TRAPPERS must be at the forefront of any wild dog policy, according to two Gippsland high country farmers.
Scott McCole of Swifts Creek and Kevin Miles of Rileys Creek believe the Victorian Government had placed too much emphasis on 1080 baiting programs and not enough on trapping dogs.
"Baiting has its place, but without trapping and shooting you can't protect the sheep," Mr McCole said.
It was an issue raised at last month's Tallangatta wild dog forum, when many landholders disputed the effectiveness of the increased baiting programs compared with trapping.
Mr McCole said that up until about a year ago the Department of Primary Industries trapping program in their area had virtually ceased and producers were losing thousands of sheep
Four years ago Mr Miles lost 1000 sheep in 12 months and now runs only half the number of Merinos he used to.
He and Mr McCole said their region had been well-serviced by an experienced DPI wild dog controller in the past 12 months and had not lost a sheep for four months.
But they remain concerned about the department's commitment to maintaining this level of service.
"I'm scared we will end up losing our trapper because of the lack of recognition for their role," Mr Miles said.
"It's all about baits and not about trappers."

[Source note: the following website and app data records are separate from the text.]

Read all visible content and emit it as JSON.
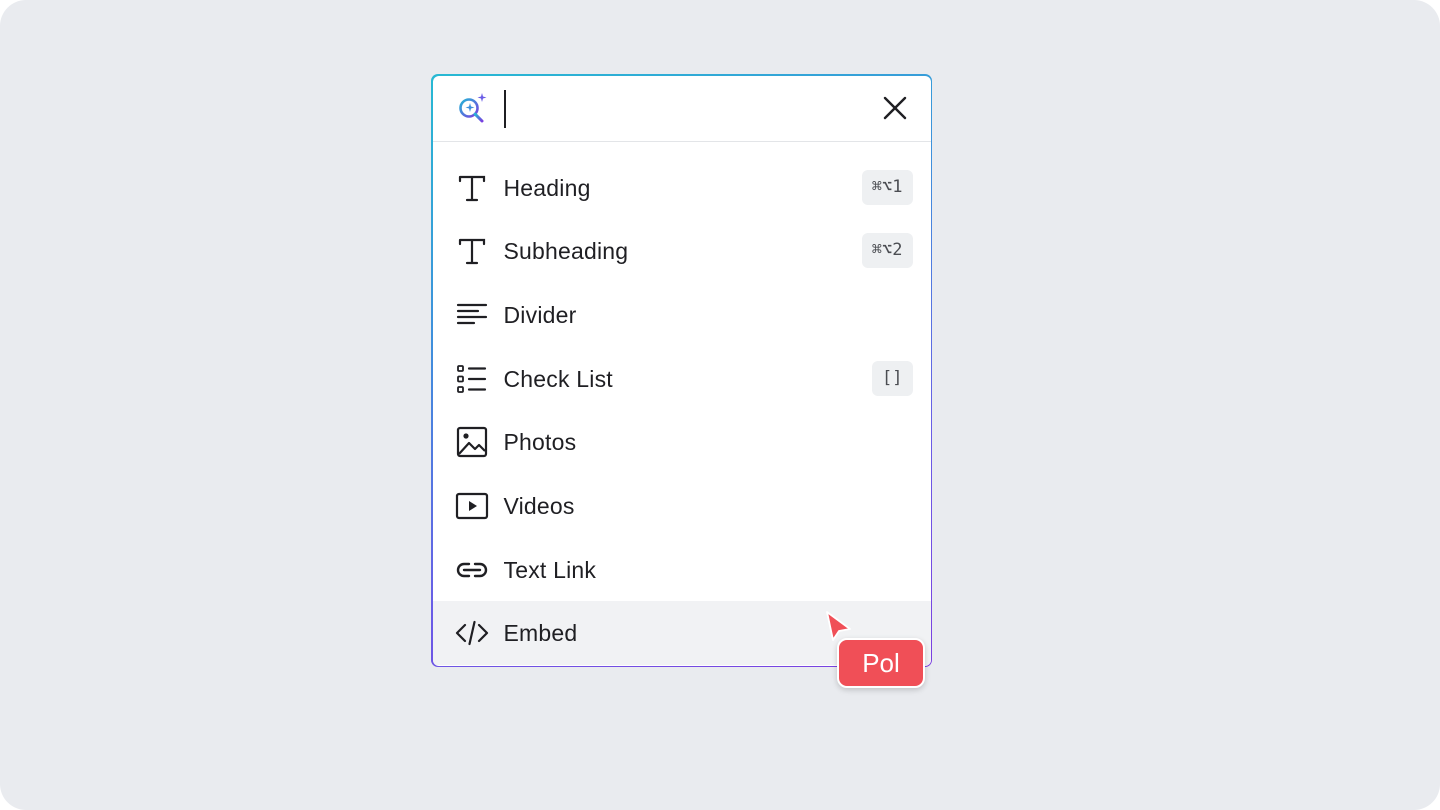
{
  "search": {
    "value": "",
    "placeholder": ""
  },
  "menu": {
    "items": [
      {
        "label": "Heading",
        "icon": "heading-icon",
        "shortcut": "⌘⌥1"
      },
      {
        "label": "Subheading",
        "icon": "subheading-icon",
        "shortcut": "⌘⌥2"
      },
      {
        "label": "Divider",
        "icon": "divider-icon",
        "shortcut": ""
      },
      {
        "label": "Check List",
        "icon": "checklist-icon",
        "shortcut": "[]"
      },
      {
        "label": "Photos",
        "icon": "photo-icon",
        "shortcut": ""
      },
      {
        "label": "Videos",
        "icon": "video-icon",
        "shortcut": ""
      },
      {
        "label": "Text Link",
        "icon": "link-icon",
        "shortcut": ""
      },
      {
        "label": "Embed",
        "icon": "code-icon",
        "shortcut": ""
      }
    ],
    "hovered_item": "Embed"
  },
  "collaborator": {
    "name": "Pol",
    "color": "#f04f57"
  },
  "colors": {
    "background": "#e9ebef",
    "border_gradient": [
      "#27b9d3",
      "#7b3fe0"
    ],
    "hover_row": "#f1f2f4",
    "text": "#1f1f23"
  }
}
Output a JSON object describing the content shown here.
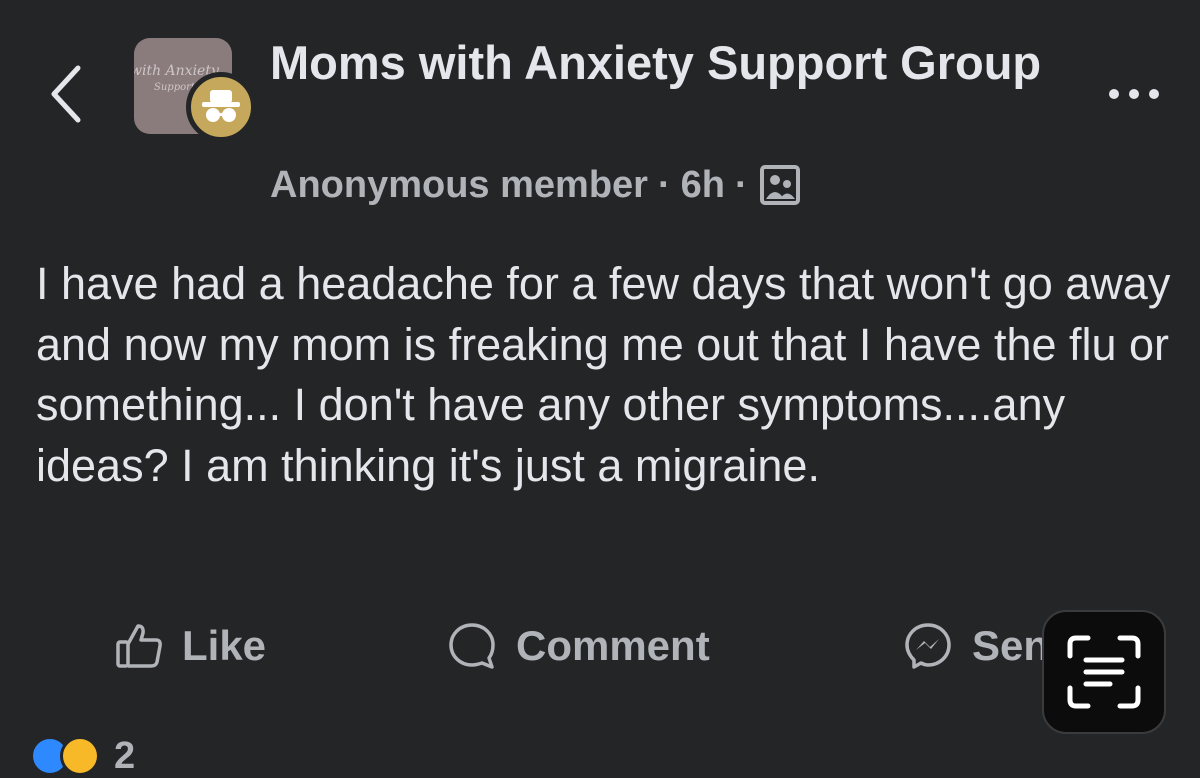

A DPI spokesman said the department had "moved away from a reliance on reactive trapping and has more focus on proactive baiting to complement reactive trapping and other control methods".